## Instructions to follow
From the entries below, count every line that contains the word "Tuesday". Please give the number and nothing else.

-- Record extracts follows --

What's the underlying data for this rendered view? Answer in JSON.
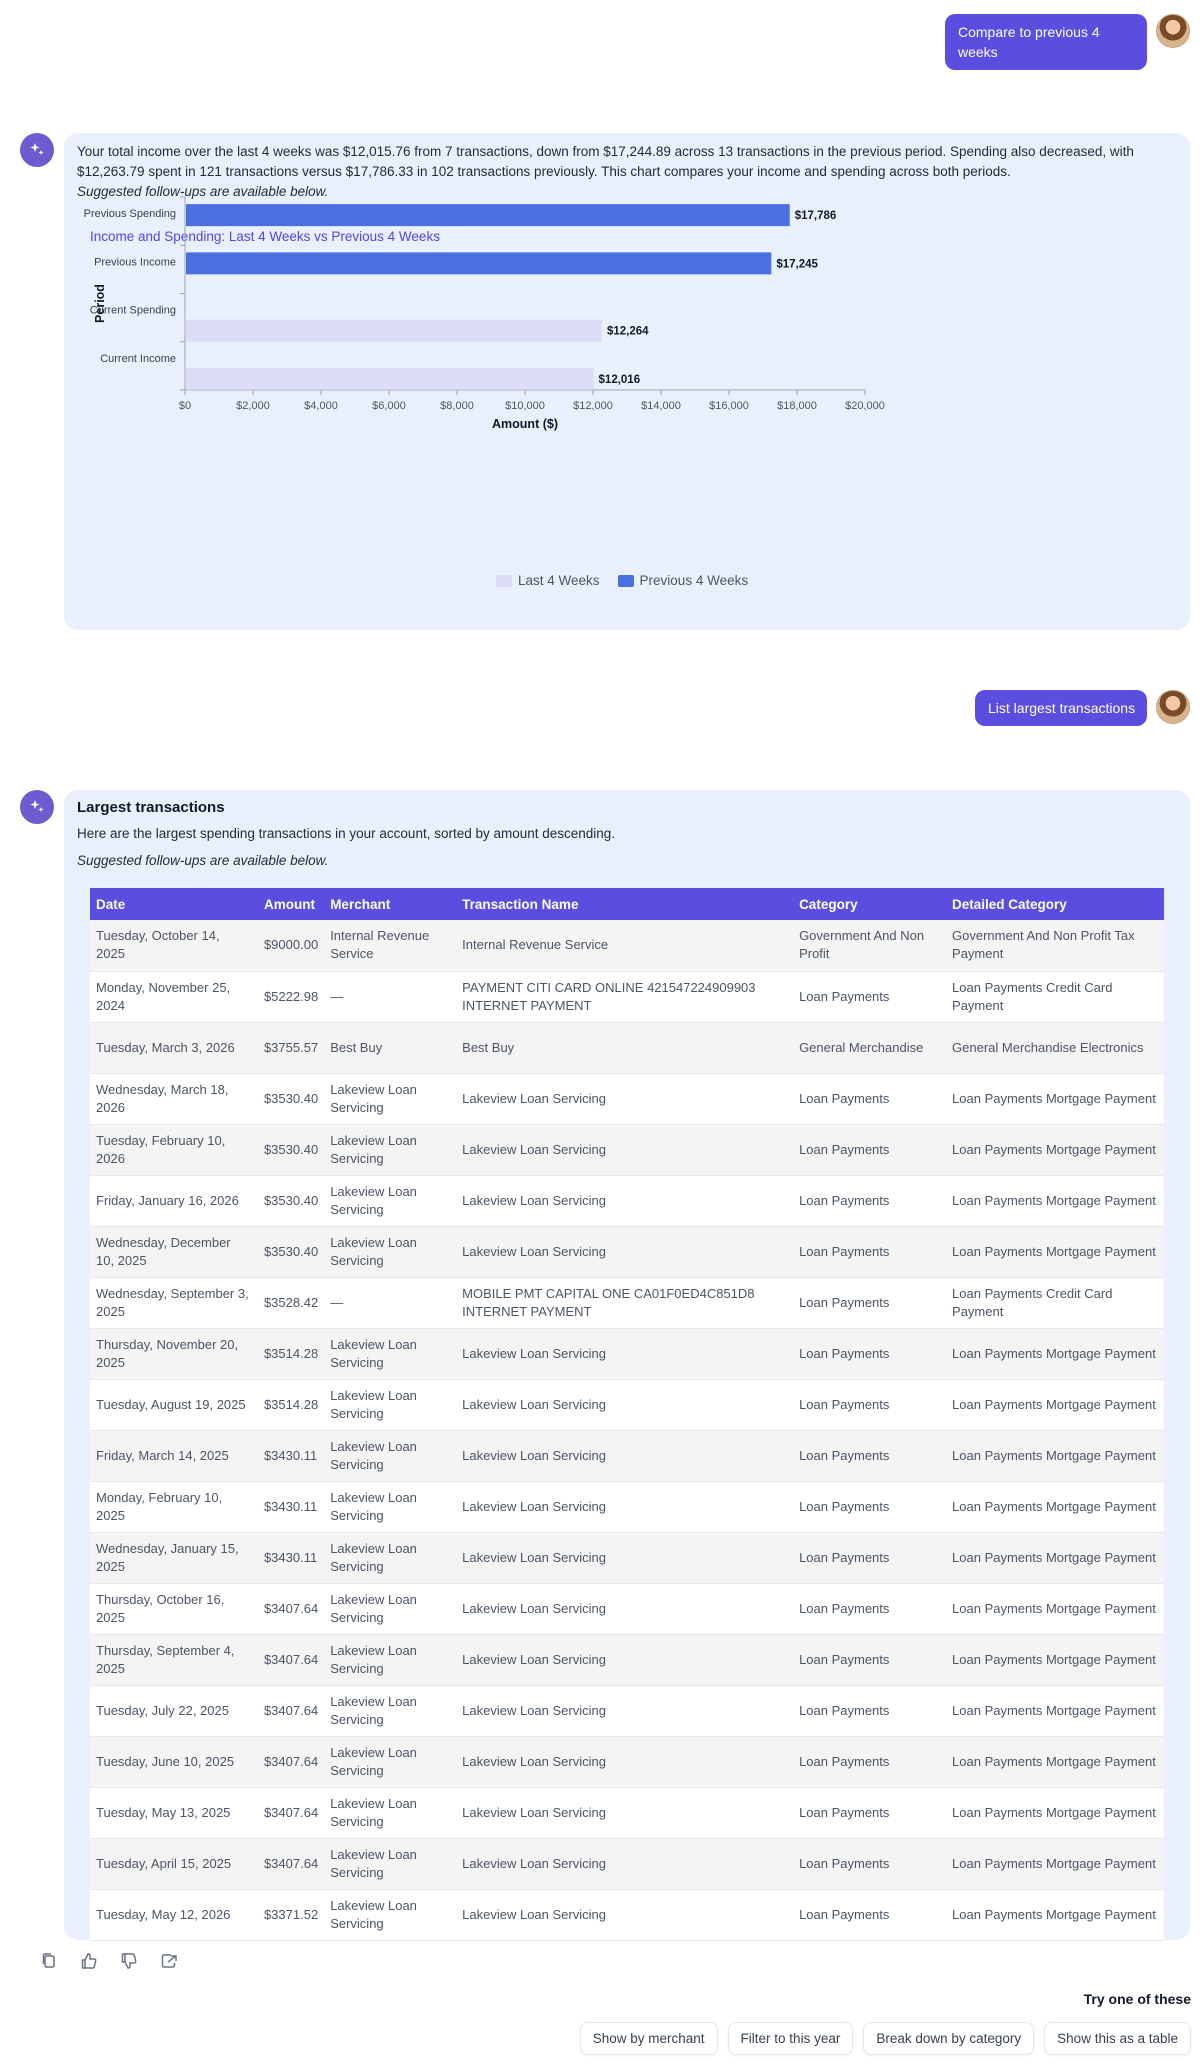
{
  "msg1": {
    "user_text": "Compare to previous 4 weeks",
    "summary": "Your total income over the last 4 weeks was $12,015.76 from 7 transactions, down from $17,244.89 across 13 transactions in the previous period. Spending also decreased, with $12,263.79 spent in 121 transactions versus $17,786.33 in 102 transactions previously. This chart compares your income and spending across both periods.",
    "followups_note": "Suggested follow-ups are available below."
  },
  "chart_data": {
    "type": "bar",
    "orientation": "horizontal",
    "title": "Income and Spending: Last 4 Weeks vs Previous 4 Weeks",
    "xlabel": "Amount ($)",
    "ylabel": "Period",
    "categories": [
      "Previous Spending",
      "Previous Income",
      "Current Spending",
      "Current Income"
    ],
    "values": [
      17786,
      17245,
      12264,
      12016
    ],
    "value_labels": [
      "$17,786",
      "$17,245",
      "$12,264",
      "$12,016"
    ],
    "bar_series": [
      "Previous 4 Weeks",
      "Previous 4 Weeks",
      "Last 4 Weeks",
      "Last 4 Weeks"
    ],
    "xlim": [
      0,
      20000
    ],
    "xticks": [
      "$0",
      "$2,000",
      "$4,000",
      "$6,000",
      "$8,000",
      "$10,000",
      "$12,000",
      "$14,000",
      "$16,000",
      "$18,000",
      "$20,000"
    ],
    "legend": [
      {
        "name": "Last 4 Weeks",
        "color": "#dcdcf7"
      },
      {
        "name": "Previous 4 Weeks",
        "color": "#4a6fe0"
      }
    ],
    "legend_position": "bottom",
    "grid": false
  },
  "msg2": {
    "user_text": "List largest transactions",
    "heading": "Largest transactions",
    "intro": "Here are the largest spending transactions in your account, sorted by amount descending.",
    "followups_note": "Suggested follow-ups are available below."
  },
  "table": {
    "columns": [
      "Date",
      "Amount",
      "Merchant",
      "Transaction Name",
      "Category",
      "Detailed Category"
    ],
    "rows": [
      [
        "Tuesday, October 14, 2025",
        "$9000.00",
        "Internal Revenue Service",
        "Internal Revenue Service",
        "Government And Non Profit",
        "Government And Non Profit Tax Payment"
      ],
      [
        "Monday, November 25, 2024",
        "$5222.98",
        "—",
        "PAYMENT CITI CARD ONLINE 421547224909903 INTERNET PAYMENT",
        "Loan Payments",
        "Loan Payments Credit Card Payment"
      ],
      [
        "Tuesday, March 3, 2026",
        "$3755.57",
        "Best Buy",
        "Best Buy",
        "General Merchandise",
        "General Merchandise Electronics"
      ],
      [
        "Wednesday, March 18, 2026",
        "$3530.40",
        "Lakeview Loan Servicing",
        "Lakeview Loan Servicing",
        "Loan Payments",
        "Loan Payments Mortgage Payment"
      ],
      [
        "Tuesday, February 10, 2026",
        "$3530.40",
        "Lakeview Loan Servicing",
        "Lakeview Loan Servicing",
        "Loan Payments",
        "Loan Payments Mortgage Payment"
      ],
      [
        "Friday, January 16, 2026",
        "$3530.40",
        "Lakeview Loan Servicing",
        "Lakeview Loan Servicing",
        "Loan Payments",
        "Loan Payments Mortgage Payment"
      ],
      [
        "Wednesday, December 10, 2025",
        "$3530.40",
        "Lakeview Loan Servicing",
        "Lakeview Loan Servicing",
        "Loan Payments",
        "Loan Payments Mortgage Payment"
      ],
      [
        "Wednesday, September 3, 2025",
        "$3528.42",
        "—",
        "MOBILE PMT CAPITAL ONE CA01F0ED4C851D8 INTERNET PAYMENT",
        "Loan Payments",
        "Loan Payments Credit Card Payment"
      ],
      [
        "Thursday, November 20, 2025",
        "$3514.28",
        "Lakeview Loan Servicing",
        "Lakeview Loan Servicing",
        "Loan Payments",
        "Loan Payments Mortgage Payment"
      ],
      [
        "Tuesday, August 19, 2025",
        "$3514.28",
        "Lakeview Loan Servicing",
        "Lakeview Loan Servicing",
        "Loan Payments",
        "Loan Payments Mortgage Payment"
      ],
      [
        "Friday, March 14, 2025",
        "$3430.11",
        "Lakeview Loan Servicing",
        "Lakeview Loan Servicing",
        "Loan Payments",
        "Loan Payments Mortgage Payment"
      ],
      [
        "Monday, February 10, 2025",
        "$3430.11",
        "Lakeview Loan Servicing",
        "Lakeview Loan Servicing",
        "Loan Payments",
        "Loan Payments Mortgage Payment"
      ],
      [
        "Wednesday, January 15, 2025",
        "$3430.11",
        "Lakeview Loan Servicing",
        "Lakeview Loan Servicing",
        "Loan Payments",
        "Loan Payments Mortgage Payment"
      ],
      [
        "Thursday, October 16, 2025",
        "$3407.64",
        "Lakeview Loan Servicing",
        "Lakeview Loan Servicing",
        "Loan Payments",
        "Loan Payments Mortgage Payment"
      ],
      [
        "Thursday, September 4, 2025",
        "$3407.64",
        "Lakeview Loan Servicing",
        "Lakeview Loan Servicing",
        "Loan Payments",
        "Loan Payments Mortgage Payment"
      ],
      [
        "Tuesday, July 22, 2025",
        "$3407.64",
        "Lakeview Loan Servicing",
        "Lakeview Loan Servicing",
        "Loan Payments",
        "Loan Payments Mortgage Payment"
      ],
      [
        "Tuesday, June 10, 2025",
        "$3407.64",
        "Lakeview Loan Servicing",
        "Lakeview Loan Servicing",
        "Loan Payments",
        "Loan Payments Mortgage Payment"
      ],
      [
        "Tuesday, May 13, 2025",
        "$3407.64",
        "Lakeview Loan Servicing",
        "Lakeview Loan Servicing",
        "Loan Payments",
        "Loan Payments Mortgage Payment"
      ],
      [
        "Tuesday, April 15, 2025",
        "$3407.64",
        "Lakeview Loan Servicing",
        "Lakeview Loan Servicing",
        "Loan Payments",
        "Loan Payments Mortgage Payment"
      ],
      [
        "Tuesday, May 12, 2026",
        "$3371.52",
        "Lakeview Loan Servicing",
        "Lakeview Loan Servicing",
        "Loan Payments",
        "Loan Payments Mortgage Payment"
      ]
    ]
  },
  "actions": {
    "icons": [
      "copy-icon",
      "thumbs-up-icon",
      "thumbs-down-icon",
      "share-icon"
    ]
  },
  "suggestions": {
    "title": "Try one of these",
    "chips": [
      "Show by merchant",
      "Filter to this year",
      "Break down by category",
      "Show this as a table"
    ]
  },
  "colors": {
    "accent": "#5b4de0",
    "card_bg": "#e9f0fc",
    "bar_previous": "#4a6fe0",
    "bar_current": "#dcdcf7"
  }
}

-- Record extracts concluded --
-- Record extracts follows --

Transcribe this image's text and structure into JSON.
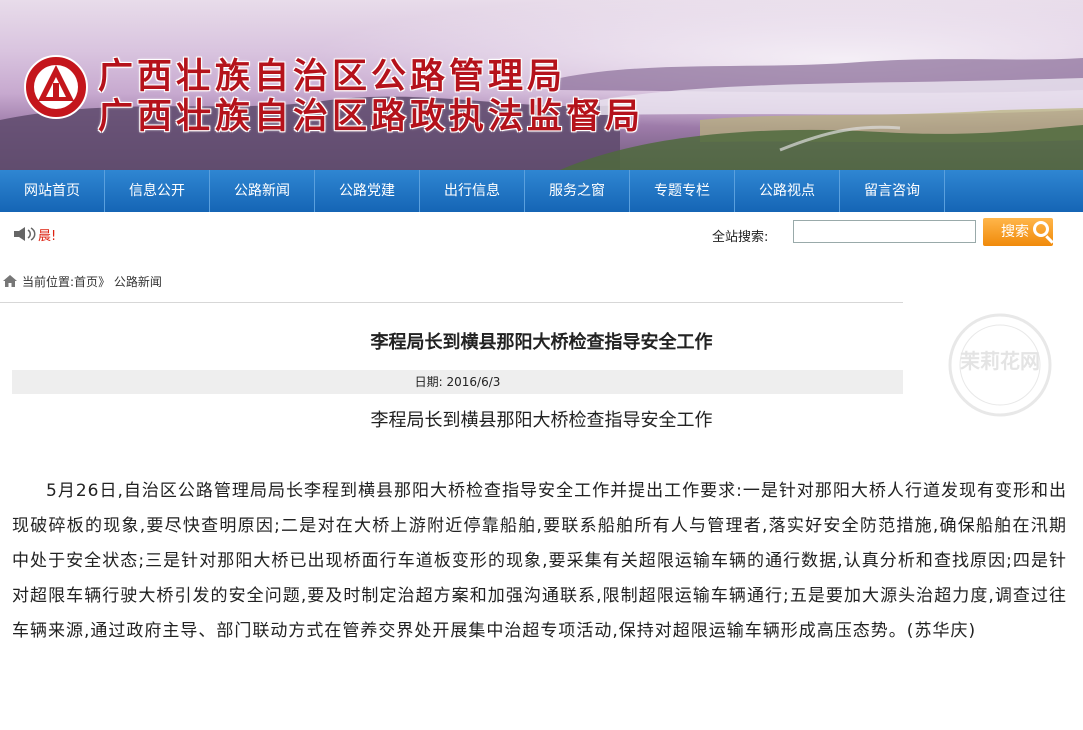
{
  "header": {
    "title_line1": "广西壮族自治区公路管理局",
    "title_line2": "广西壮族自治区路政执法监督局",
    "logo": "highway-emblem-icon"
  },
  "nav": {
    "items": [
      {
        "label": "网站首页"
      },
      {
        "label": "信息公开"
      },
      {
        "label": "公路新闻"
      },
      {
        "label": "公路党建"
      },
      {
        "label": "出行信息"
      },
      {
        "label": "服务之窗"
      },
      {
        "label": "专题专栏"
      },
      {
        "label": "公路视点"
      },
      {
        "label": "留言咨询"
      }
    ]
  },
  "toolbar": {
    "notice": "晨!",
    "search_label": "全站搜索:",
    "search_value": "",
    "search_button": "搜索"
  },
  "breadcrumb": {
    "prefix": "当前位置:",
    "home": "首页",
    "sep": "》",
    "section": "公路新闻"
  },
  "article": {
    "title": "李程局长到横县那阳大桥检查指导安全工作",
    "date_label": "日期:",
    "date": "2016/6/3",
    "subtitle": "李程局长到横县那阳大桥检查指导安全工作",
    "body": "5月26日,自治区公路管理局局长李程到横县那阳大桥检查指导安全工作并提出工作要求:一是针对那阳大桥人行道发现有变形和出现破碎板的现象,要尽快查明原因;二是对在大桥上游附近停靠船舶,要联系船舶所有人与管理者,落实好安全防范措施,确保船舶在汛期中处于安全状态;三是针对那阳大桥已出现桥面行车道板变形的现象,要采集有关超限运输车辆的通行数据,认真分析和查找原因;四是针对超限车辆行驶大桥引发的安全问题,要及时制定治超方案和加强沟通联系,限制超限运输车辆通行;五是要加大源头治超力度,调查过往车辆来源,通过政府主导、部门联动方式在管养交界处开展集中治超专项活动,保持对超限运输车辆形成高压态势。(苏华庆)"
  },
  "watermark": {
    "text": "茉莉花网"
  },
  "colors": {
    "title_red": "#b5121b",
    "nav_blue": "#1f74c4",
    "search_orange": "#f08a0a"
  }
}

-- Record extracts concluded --
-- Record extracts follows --

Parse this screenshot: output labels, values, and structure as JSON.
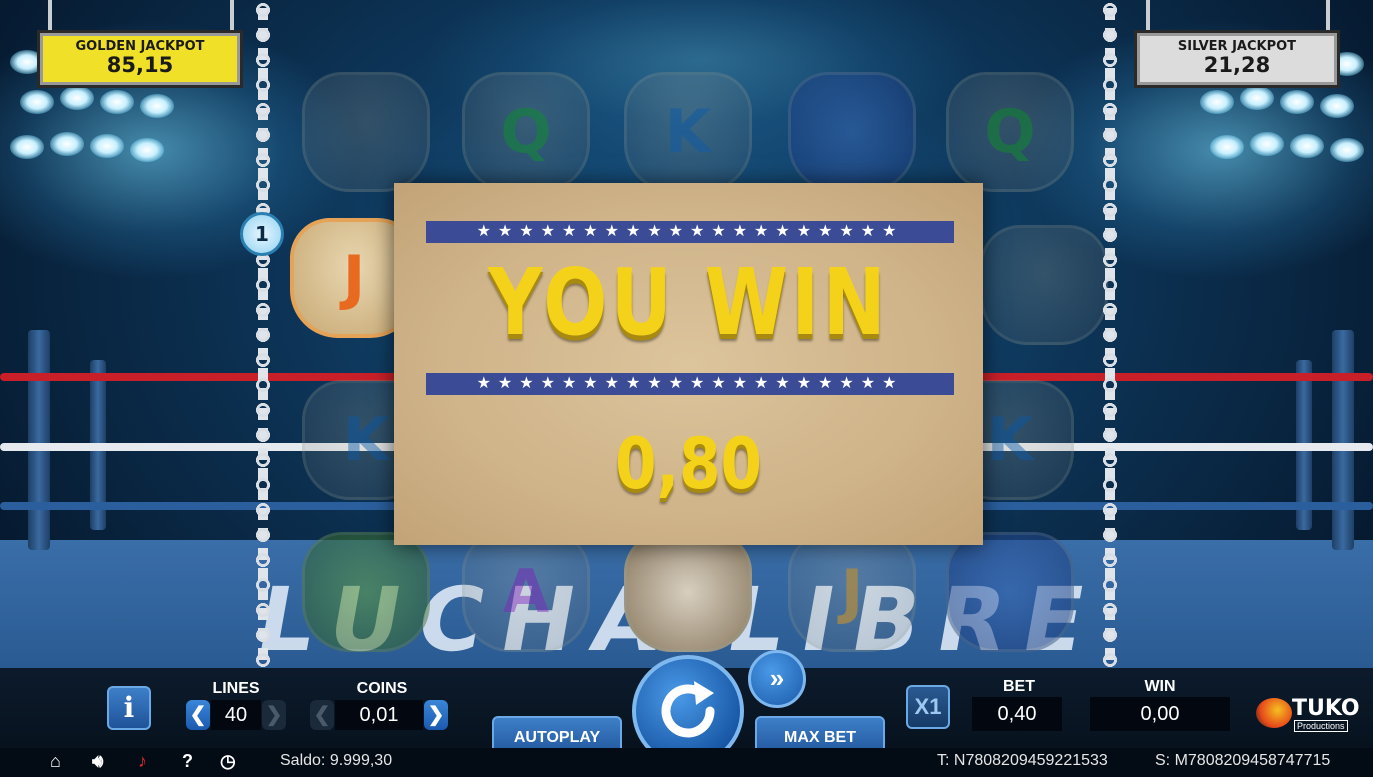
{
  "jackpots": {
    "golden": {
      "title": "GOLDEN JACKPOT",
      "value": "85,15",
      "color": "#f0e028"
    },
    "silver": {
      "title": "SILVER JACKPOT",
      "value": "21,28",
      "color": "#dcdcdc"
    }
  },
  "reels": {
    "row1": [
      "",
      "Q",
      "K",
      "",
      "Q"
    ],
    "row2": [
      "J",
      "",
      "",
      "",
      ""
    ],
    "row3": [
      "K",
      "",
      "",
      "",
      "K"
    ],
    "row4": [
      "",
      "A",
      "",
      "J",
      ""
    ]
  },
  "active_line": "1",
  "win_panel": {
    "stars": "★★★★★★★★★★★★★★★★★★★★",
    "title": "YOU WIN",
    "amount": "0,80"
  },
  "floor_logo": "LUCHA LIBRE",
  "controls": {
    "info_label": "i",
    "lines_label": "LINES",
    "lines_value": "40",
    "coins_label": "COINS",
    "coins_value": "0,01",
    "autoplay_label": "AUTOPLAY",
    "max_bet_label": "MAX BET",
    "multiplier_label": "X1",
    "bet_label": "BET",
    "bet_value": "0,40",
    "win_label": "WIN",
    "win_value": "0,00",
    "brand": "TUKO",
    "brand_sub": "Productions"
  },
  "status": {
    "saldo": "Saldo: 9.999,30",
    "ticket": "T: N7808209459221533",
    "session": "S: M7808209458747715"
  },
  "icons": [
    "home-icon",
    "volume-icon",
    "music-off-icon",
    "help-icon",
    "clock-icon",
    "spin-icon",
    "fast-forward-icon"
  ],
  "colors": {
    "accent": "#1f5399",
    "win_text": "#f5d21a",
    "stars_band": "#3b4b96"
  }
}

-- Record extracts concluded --

## Exercise response
9